You most likely need some money to help you achieve your project and to pay everyone fairly. This sometimes seems like an impossible or arduous task, but start from a place of change, have a clear aim and objective that you can articulate to whoever is going to give you the resource you require, build a clear timeline and be able to show exactly how you’re going to spend the money you’re asking for.
Funding makes the world go round – and there’s lots of organisations that offer valuable funding for the arts. Here’s a few useful links to help you search for the funding you need:
What skills do I need if to become a Producer?
- Communication - the ability to listen and communicate with your team
- IT – being familiar with commonly used apps to help you with budgets and admin
- Confidence to give your opinion, to challenge others and have the confidence to get things wrong, to fail and learn from them
- Creativity to offer creative ideas and solutions to your project and the challenges that arise
- Calm in high pressure situations
- Passion about the projects you're working on and their impact
What does a producer do at the RSC?
Being a producer at the RSC is a slightly different beast. There are around 800 members of staff working at the RSC who are all specialists in their respective fields – everything from Box Office to casting to wardrobe to HR to planning to development. It’s a HUGE organisation with a lot of moving parts, and the producers are in the middle of it all.
We’re also there to provide suggestions and help find solutions. The producer is the source of information, ensuring that the vision of the production is clear for everyone.
The Producers team work on a range of projects – right now we’re working on The Magicians Elephant, The Comedy Of Errors and so much more. Our job is to communicate with all of the different departments to ensure that the project is running smoothly and that nothing has been missed. The producer is present at all steps in the production’s lifespan. Sometimes your task list can vary massively, and can often feature tasks that you may have never thought you’d have to do before. Here's a fun example for you from our Assistant Producer Sarah-Katy:
"For our outdoor production of The Comedy of Errors in the new Lydia and Manfred Gorvy Garden Theatre (Grab a ticket here before it goes on tour!) we didn’t anticipate that there would be weekly bell ringers at the local church, who just so happened to start their ringing during a pivotal moment in the show. We reached out to them to ask if they could possibly move the time of their bell ringing, and they were more than happy to (phew!) – so we bought them a few bottles of wine to say thank you."
RSC Producer Ben Tyreman said: “Flexibility is key. There will always be challenges to face on any production and a producer has to manage these in a careful and timely fashion in order to keep the production on track.
"Communication – crucial. Ensuring that every team is kept up to date with developments is really helpful to head off problems down the line. And the producer is well placed, having an overview of every aspect of a production, to know who needs to know what information and when in order to keep doing their best work.
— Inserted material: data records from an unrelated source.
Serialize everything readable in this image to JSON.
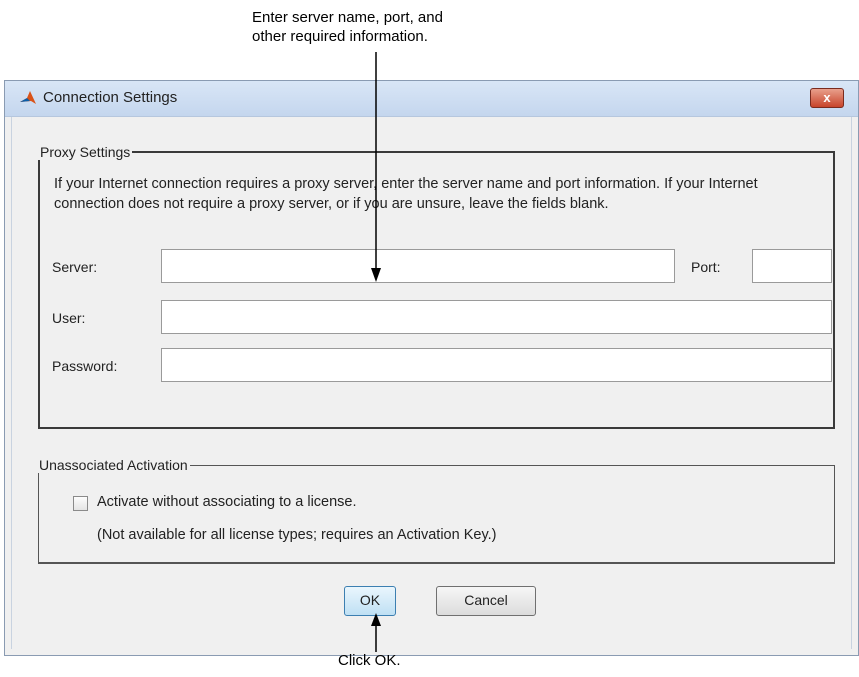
{
  "annotations": {
    "top_line1": "Enter server name, port, and",
    "top_line2": "other required information.",
    "bottom": "Click OK."
  },
  "window": {
    "title": "Connection Settings",
    "app_icon": "matlab-logo-icon",
    "close_label": "x"
  },
  "proxy": {
    "legend": "Proxy Settings",
    "description": "If your Internet connection requires a proxy server, enter the server name and port information. If your Internet connection does not require a proxy server, or if you are unsure, leave the fields blank.",
    "server_label": "Server:",
    "server_value": "",
    "port_label": "Port:",
    "port_value": "",
    "user_label": "User:",
    "user_value": "",
    "password_label": "Password:",
    "password_value": ""
  },
  "activation": {
    "legend": "Unassociated Activation",
    "checkbox_label": "Activate without associating to a license.",
    "checkbox_checked": false,
    "note": "(Not available for all license types; requires an Activation Key.)"
  },
  "buttons": {
    "ok": "OK",
    "cancel": "Cancel"
  }
}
"Be creative and imaginative – miracles can be found in the most unlikely places and often the constraints of time, budget and resources mean that creative and innovative solutions have to be found.
"Always remember to value people and their contributions. In theatre, there are many people whose work is less visible than those performing on stage, though no less important to the success of a production. It’s important to remember that and ensure that people are appropriately acknowledged for their contribution. And always have a Plan B.”
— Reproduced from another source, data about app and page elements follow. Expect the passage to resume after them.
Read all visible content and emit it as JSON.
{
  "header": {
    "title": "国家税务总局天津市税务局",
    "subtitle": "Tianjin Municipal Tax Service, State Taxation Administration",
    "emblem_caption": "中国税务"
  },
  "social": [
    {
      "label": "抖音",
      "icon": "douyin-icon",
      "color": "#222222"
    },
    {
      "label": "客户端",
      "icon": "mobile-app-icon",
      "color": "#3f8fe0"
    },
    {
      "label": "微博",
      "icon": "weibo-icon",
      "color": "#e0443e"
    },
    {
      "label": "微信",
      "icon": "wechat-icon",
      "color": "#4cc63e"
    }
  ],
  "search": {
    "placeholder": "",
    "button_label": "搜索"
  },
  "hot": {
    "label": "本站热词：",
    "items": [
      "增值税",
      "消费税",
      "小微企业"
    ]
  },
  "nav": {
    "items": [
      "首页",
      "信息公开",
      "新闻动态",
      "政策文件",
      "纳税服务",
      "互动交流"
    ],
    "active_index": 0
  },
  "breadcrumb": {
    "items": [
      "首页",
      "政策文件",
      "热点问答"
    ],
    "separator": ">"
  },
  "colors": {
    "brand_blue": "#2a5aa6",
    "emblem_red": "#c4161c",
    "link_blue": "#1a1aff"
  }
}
A quick update on Magicians Elephant
The weeks have flown by! Rehearsals are going well and the show is really coming to life. I’m so excited to see every element come together – the staging, the costumes, the set – it’s going to be a show to remember.
If you haven’t got your tickets yet, get them here!
Check out these incredible photos from inside the rehearsal room…
We’ve narrowed the elephant’s name down to a few options… as promised, I’ll let you know once she’s been given her name.
See you next time!